▸ **TASK DIRECTIONS**: An exact copy of every entry is needed, with the images left out.
■ ■ ■ ■ ■ ■ ■
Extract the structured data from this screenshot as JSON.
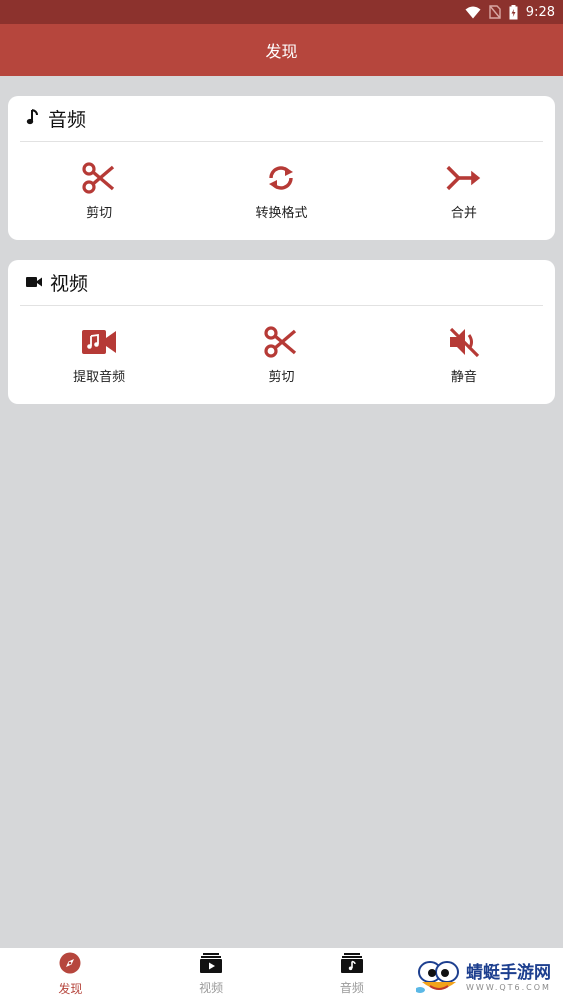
{
  "status_bar": {
    "time": "9:28",
    "icons": [
      "wifi-icon",
      "no-sim-icon",
      "battery-charging-icon"
    ]
  },
  "app_bar": {
    "title": "发现"
  },
  "audio_section": {
    "title": "音频",
    "icon": "music-note-icon",
    "items": [
      {
        "label": "剪切",
        "icon": "scissors-icon"
      },
      {
        "label": "转换格式",
        "icon": "convert-icon"
      },
      {
        "label": "合并",
        "icon": "merge-icon"
      }
    ]
  },
  "video_section": {
    "title": "视频",
    "icon": "video-camera-icon",
    "items": [
      {
        "label": "提取音频",
        "icon": "video-music-icon"
      },
      {
        "label": "剪切",
        "icon": "scissors-icon"
      },
      {
        "label": "静音",
        "icon": "mute-icon"
      }
    ]
  },
  "bottom_nav": {
    "items": [
      {
        "label": "发现",
        "icon": "compass-icon",
        "active": true
      },
      {
        "label": "视频",
        "icon": "video-folder-icon",
        "active": false
      },
      {
        "label": "音频",
        "icon": "audio-folder-icon",
        "active": false
      }
    ]
  },
  "watermark": {
    "text_cn": "蜻蜓手游网",
    "text_en": "WWW.QT6.COM"
  },
  "colors": {
    "primary": "#b6463d",
    "status_bar": "#8c322d",
    "background": "#d6d7d9",
    "accent_icon": "#b63a36"
  }
}
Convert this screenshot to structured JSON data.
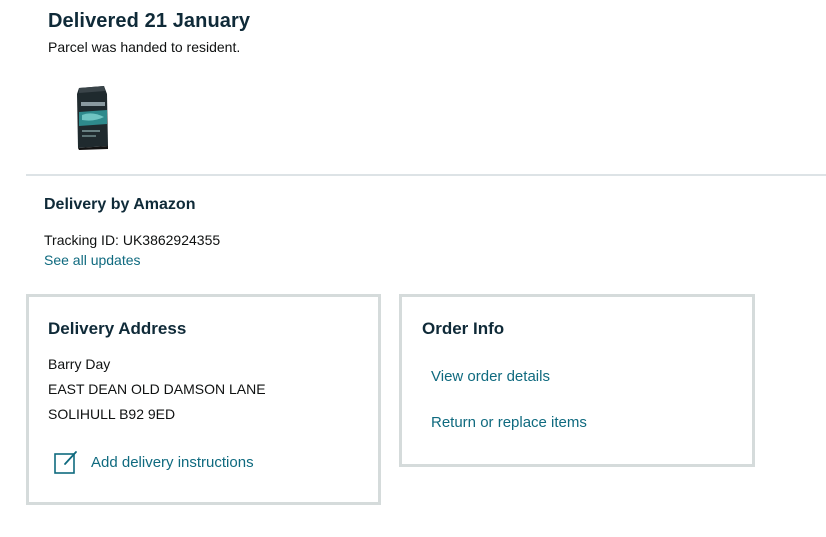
{
  "shipment": {
    "status_title": "Delivered 21 January",
    "status_detail": "Parcel was handed to resident."
  },
  "carrier": {
    "title": "Delivery by Amazon",
    "tracking": "Tracking ID: UK3862924355",
    "see_all_label": "See all updates"
  },
  "address_card": {
    "title": "Delivery Address",
    "lines": [
      "Barry Day",
      "EAST DEAN OLD DAMSON LANE",
      "SOLIHULL B92 9ED"
    ],
    "instructions_label": "Add delivery instructions",
    "instructions_icon": "edit-note-icon"
  },
  "order_card": {
    "title": "Order Info",
    "links": [
      "View order details",
      "Return or replace items"
    ]
  },
  "colors": {
    "link": "#0f6a7f",
    "heading": "#0f2a38",
    "card_border": "#d5dbdb"
  }
}
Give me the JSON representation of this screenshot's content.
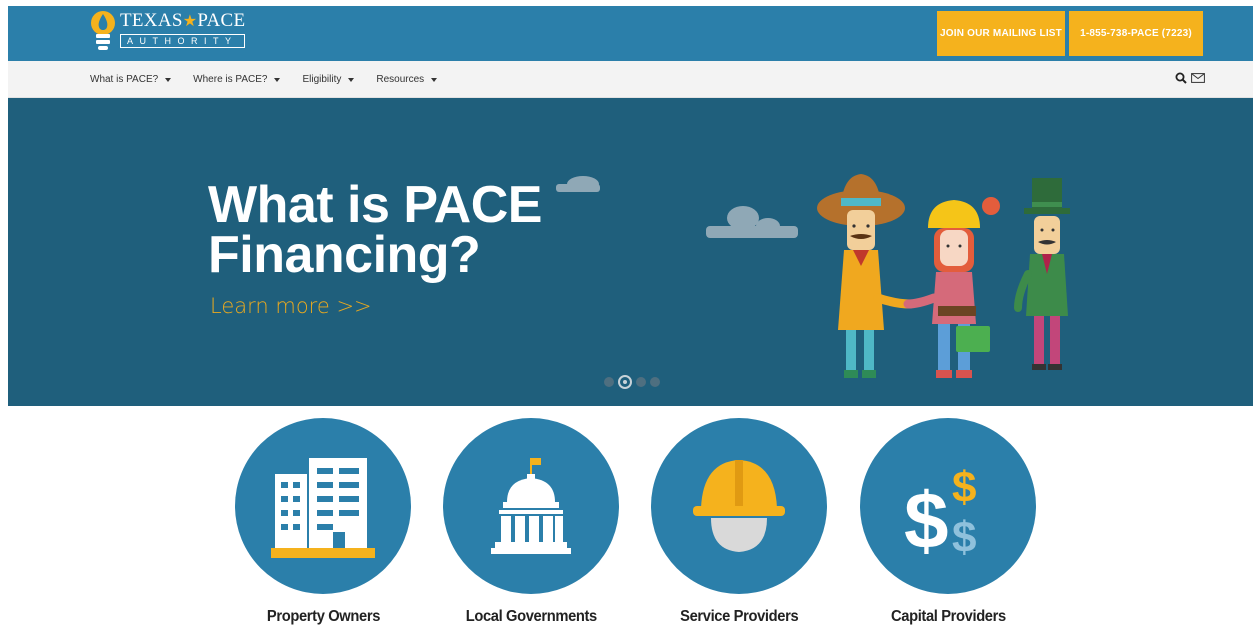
{
  "header": {
    "logo_title_left": "TEXAS",
    "logo_title_right": "PACE",
    "logo_star": "★",
    "logo_subtitle": "AUTHORITY",
    "mailing_button": "JOIN OUR MAILING LIST",
    "phone_button": "1-855-738-PACE (7223)"
  },
  "nav": {
    "items": [
      {
        "label": "What is PACE?"
      },
      {
        "label": "Where is PACE?"
      },
      {
        "label": "Eligibility"
      },
      {
        "label": "Resources"
      }
    ],
    "search_icon": "search-icon",
    "mail_icon": "envelope-icon"
  },
  "hero": {
    "headline": "What is PACE Financing?",
    "link": "Learn more >>",
    "slides": 4,
    "active_slide": 2
  },
  "audiences": [
    {
      "label": "Property Owners",
      "icon": "buildings-icon"
    },
    {
      "label": "Local Governments",
      "icon": "capitol-icon"
    },
    {
      "label": "Service Providers",
      "icon": "hard-hat-icon"
    },
    {
      "label": "Capital Providers",
      "icon": "dollar-signs-icon"
    }
  ],
  "colors": {
    "brand_blue": "#2b7faa",
    "hero_bg": "#1f5f7c",
    "accent_yellow": "#f5b21d",
    "link_gold": "#e9a91f"
  }
}
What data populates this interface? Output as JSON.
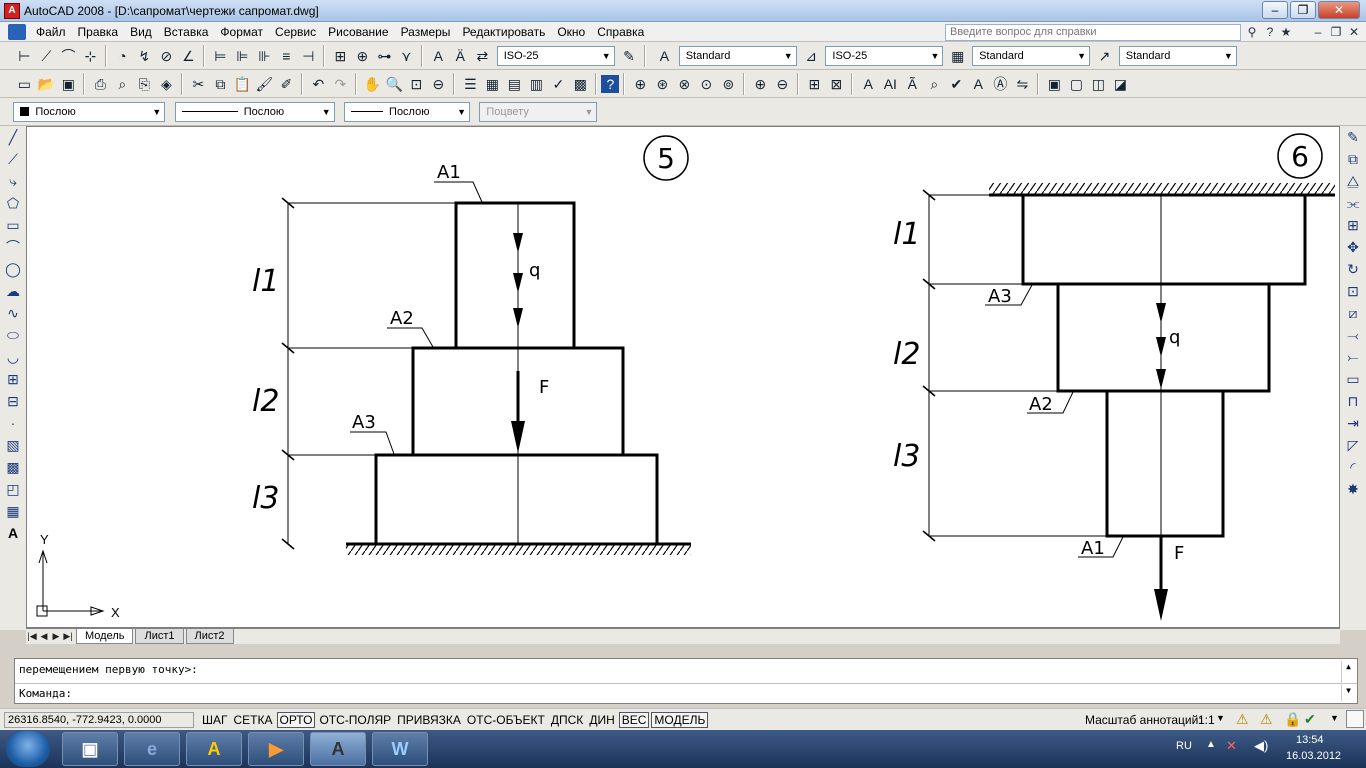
{
  "window": {
    "title": "AutoCAD 2008 - [D:\\сапромат\\чертежи сапромат.dwg]",
    "app_icon_letter": "A",
    "minimize": "–",
    "restore": "❐",
    "close": "✕"
  },
  "menu": {
    "items": [
      "Файл",
      "Правка",
      "Вид",
      "Вставка",
      "Формат",
      "Сервис",
      "Рисование",
      "Размеры",
      "Редактировать",
      "Окно",
      "Справка"
    ],
    "help_placeholder": "Введите вопрос для справки"
  },
  "toolbar_styles": {
    "dim_style": "ISO-25",
    "text_style": "Standard",
    "dim_style2": "ISO-25",
    "table_style": "Standard",
    "multileader_style": "Standard"
  },
  "toolbar_props": {
    "color": "Послою",
    "linetype": "Послою",
    "lineweight": "Послою",
    "plotstyle": "Поцвету"
  },
  "drawing": {
    "fig5": {
      "number": "5",
      "labels": {
        "a1": "A1",
        "a2": "A2",
        "a3": "A3",
        "l1": "l1",
        "l2": "l2",
        "l3": "l3",
        "q": "q",
        "f": "F"
      }
    },
    "fig6": {
      "number": "6",
      "labels": {
        "a1": "A1",
        "a2": "A2",
        "a3": "A3",
        "l1": "l1",
        "l2": "l2",
        "l3": "l3",
        "q": "q",
        "f": "F"
      }
    },
    "ucs": {
      "x": "X",
      "y": "Y"
    }
  },
  "tabs": {
    "items": [
      "Модель",
      "Лист1",
      "Лист2"
    ],
    "active": "Модель"
  },
  "command": {
    "history": "перемещением первую точку>:",
    "prompt": "Команда:"
  },
  "status": {
    "coords": "26316.8540, -772.9423, 0.0000",
    "buttons": [
      {
        "label": "ШАГ",
        "on": false
      },
      {
        "label": "СЕТКА",
        "on": false
      },
      {
        "label": "ОРТО",
        "on": true
      },
      {
        "label": "ОТС-ПОЛЯР",
        "on": false
      },
      {
        "label": "ПРИВЯЗКА",
        "on": false
      },
      {
        "label": "ОТС-ОБЪЕКТ",
        "on": false
      },
      {
        "label": "ДПСК",
        "on": false
      },
      {
        "label": "ДИН",
        "on": false
      },
      {
        "label": "ВЕС",
        "on": true
      },
      {
        "label": "МОДЕЛЬ",
        "on": true
      }
    ],
    "annotation_scale_label": "Масштаб аннотаций:",
    "annotation_scale_value": "1:1"
  },
  "taskbar": {
    "lang": "RU",
    "time": "13:54",
    "date": "16.03.2012"
  }
}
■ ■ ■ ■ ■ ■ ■
▸ **WORKED SOLUTION**:
Extract the structured data from this screenshot as JSON.
{
  "status_bar": {
    "time": "9:28",
    "icons": [
      "wifi-icon",
      "no-sim-icon",
      "battery-charging-icon"
    ]
  },
  "app_bar": {
    "title": "发现"
  },
  "audio_section": {
    "title": "音频",
    "icon": "music-note-icon",
    "items": [
      {
        "label": "剪切",
        "icon": "scissors-icon"
      },
      {
        "label": "转换格式",
        "icon": "convert-icon"
      },
      {
        "label": "合并",
        "icon": "merge-icon"
      }
    ]
  },
  "video_section": {
    "title": "视频",
    "icon": "video-camera-icon",
    "items": [
      {
        "label": "提取音频",
        "icon": "video-music-icon"
      },
      {
        "label": "剪切",
        "icon": "scissors-icon"
      },
      {
        "label": "静音",
        "icon": "mute-icon"
      }
    ]
  },
  "bottom_nav": {
    "items": [
      {
        "label": "发现",
        "icon": "compass-icon",
        "active": true
      },
      {
        "label": "视频",
        "icon": "video-folder-icon",
        "active": false
      },
      {
        "label": "音频",
        "icon": "audio-folder-icon",
        "active": false
      }
    ]
  },
  "watermark": {
    "text_cn": "蜻蜓手游网",
    "text_en": "WWW.QT6.COM"
  },
  "colors": {
    "primary": "#b6463d",
    "status_bar": "#8c322d",
    "background": "#d6d7d9",
    "accent_icon": "#b63a36"
  }
}
Convert this screenshot to structured JSON data.
{
  "shipment": {
    "status_title": "Delivered 21 January",
    "status_detail": "Parcel was handed to resident."
  },
  "carrier": {
    "title": "Delivery by Amazon",
    "tracking": "Tracking ID: UK3862924355",
    "see_all_label": "See all updates"
  },
  "address_card": {
    "title": "Delivery Address",
    "lines": [
      "Barry Day",
      "EAST DEAN OLD DAMSON LANE",
      "SOLIHULL B92 9ED"
    ],
    "instructions_label": "Add delivery instructions",
    "instructions_icon": "edit-note-icon"
  },
  "order_card": {
    "title": "Order Info",
    "links": [
      "View order details",
      "Return or replace items"
    ]
  },
  "colors": {
    "link": "#0f6a7f",
    "heading": "#0f2a38",
    "card_border": "#d5dbdb"
  }
}
Give me the JSON representation of this screenshot's content.
{
  "header": {
    "logo_title_left": "TEXAS",
    "logo_title_right": "PACE",
    "logo_star": "★",
    "logo_subtitle": "AUTHORITY",
    "mailing_button": "JOIN OUR MAILING LIST",
    "phone_button": "1-855-738-PACE (7223)"
  },
  "nav": {
    "items": [
      {
        "label": "What is PACE?"
      },
      {
        "label": "Where is PACE?"
      },
      {
        "label": "Eligibility"
      },
      {
        "label": "Resources"
      }
    ],
    "search_icon": "search-icon",
    "mail_icon": "envelope-icon"
  },
  "hero": {
    "headline": "What is PACE Financing?",
    "link": "Learn more >>",
    "slides": 4,
    "active_slide": 2
  },
  "audiences": [
    {
      "label": "Property Owners",
      "icon": "buildings-icon"
    },
    {
      "label": "Local Governments",
      "icon": "capitol-icon"
    },
    {
      "label": "Service Providers",
      "icon": "hard-hat-icon"
    },
    {
      "label": "Capital Providers",
      "icon": "dollar-signs-icon"
    }
  ],
  "colors": {
    "brand_blue": "#2b7faa",
    "hero_bg": "#1f5f7c",
    "accent_yellow": "#f5b21d",
    "link_gold": "#e9a91f"
  }
}
What data populates this interface? Output as JSON.
{
  "window": {
    "title": "AutoCAD 2008 - [D:\\сапромат\\чертежи сапромат.dwg]",
    "app_icon_letter": "A",
    "minimize": "–",
    "restore": "❐",
    "close": "✕"
  },
  "menu": {
    "items": [
      "Файл",
      "Правка",
      "Вид",
      "Вставка",
      "Формат",
      "Сервис",
      "Рисование",
      "Размеры",
      "Редактировать",
      "Окно",
      "Справка"
    ],
    "help_placeholder": "Введите вопрос для справки"
  },
  "toolbar_styles": {
    "dim_style": "ISO-25",
    "text_style": "Standard",
    "dim_style2": "ISO-25",
    "table_style": "Standard",
    "multileader_style": "Standard"
  },
  "toolbar_props": {
    "color": "Послою",
    "linetype": "Послою",
    "lineweight": "Послою",
    "plotstyle": "Поцвету"
  },
  "drawing": {
    "fig5": {
      "number": "5",
      "labels": {
        "a1": "A1",
        "a2": "A2",
        "a3": "A3",
        "l1": "l1",
        "l2": "l2",
        "l3": "l3",
        "q": "q",
        "f": "F"
      }
    },
    "fig6": {
      "number": "6",
      "labels": {
        "a1": "A1",
        "a2": "A2",
        "a3": "A3",
        "l1": "l1",
        "l2": "l2",
        "l3": "l3",
        "q": "q",
        "f": "F"
      }
    },
    "ucs": {
      "x": "X",
      "y": "Y"
    }
  },
  "tabs": {
    "items": [
      "Модель",
      "Лист1",
      "Лист2"
    ],
    "active": "Модель"
  },
  "command": {
    "history": "перемещением первую точку>:",
    "prompt": "Команда:"
  },
  "status": {
    "coords": "26316.8540, -772.9423, 0.0000",
    "buttons": [
      {
        "label": "ШАГ",
        "on": false
      },
      {
        "label": "СЕТКА",
        "on": false
      },
      {
        "label": "ОРТО",
        "on": true
      },
      {
        "label": "ОТС-ПОЛЯР",
        "on": false
      },
      {
        "label": "ПРИВЯЗКА",
        "on": false
      },
      {
        "label": "ОТС-ОБЪЕКТ",
        "on": false
      },
      {
        "label": "ДПСК",
        "on": false
      },
      {
        "label": "ДИН",
        "on": false
      },
      {
        "label": "ВЕС",
        "on": true
      },
      {
        "label": "МОДЕЛЬ",
        "on": true
      }
    ],
    "annotation_scale_label": "Масштаб аннотаций:",
    "annotation_scale_value": "1:1"
  },
  "taskbar": {
    "lang": "RU",
    "time": "13:54",
    "date": "16.03.2012"
  }
}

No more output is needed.